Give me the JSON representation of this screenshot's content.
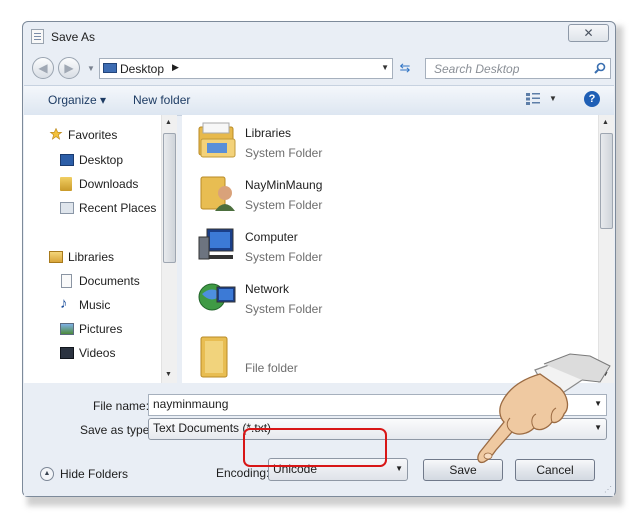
{
  "window": {
    "title": "Save As",
    "close_symbol": "✕"
  },
  "address": {
    "location": "Desktop",
    "search_placeholder": "Search Desktop"
  },
  "toolbar": {
    "organize": "Organize ▾",
    "new_folder": "New folder"
  },
  "nav": {
    "favorites_header": "Favorites",
    "favorites": [
      "Desktop",
      "Downloads",
      "Recent Places"
    ],
    "libraries_header": "Libraries",
    "libraries": [
      "Documents",
      "Music",
      "Pictures",
      "Videos"
    ]
  },
  "files": [
    {
      "name": "Libraries",
      "type": "System Folder"
    },
    {
      "name": "NayMinMaung",
      "type": "System Folder"
    },
    {
      "name": "Computer",
      "type": "System Folder"
    },
    {
      "name": "Network",
      "type": "System Folder"
    },
    {
      "name": "",
      "type": "File folder"
    }
  ],
  "form": {
    "file_name_label": "File name:",
    "file_name_value": "nayminmaung",
    "save_type_label": "Save as type:",
    "save_type_value": "Text Documents (*.txt)",
    "encoding_label": "Encoding:",
    "encoding_value": "Unicode",
    "hide_folders": "Hide Folders",
    "save_button": "Save",
    "cancel_button": "Cancel"
  },
  "colors": {
    "highlight": "#d81616",
    "accent": "#1f5fb5"
  }
}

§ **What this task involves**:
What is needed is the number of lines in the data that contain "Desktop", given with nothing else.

§ **Solution to this exercise**:
3